== Exercise materials ==

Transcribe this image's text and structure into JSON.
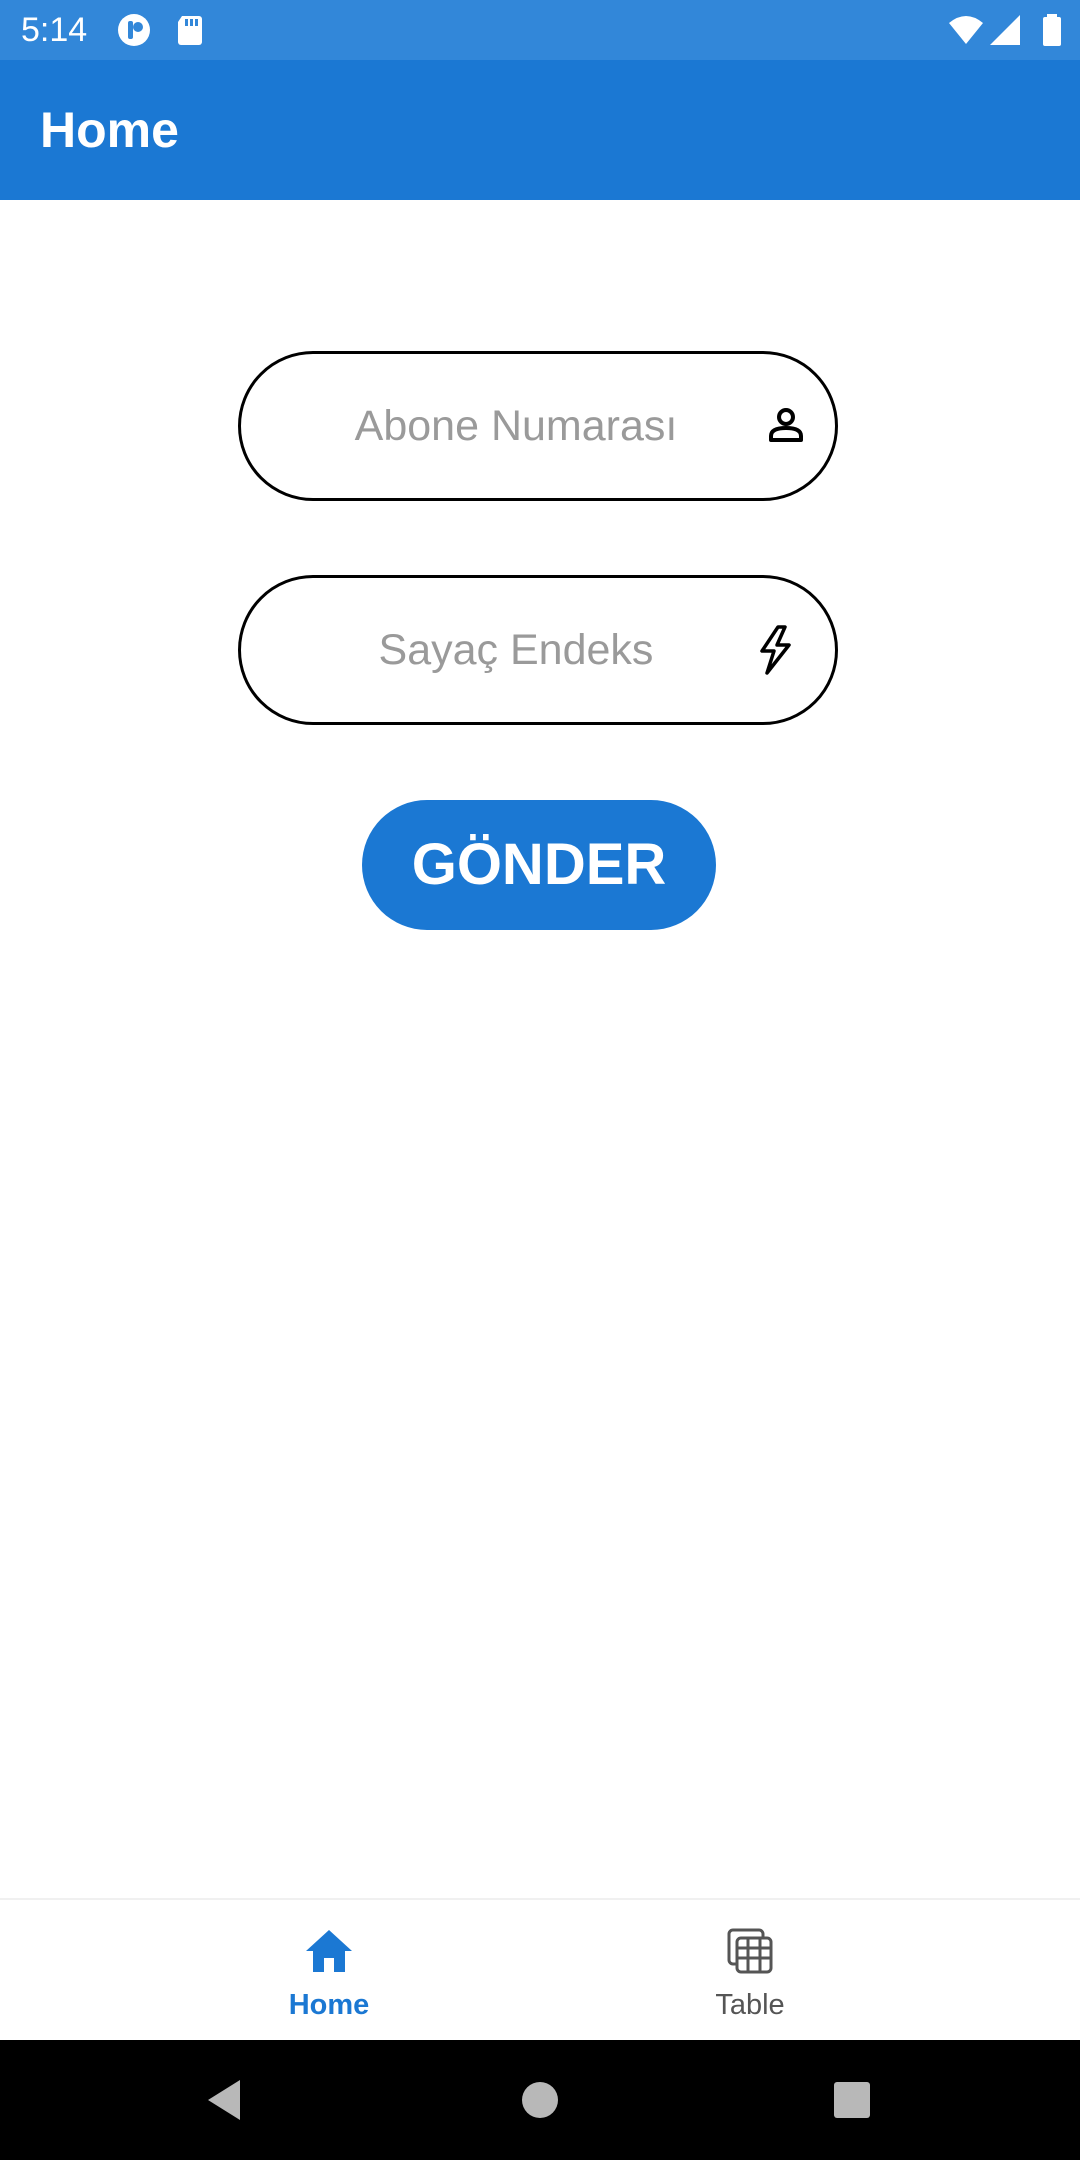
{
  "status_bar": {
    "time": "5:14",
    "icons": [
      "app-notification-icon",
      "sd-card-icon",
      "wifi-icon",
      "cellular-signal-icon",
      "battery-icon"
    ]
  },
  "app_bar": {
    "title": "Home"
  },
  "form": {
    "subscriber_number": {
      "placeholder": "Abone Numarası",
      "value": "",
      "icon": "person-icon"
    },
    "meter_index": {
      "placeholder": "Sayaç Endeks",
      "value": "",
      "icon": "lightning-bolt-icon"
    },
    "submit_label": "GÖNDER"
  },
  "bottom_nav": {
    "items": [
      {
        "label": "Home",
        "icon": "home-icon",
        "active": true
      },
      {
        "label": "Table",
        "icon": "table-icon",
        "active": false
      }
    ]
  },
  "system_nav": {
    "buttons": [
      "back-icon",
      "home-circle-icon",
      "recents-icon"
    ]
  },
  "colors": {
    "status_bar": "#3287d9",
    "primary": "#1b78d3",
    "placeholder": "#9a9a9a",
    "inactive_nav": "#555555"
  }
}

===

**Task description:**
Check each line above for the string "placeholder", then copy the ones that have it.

**Solution for this exercise:**
      "placeholder": "Abone Numarası",
      "placeholder": "Sayaç Endeks",
    "placeholder": "#9a9a9a",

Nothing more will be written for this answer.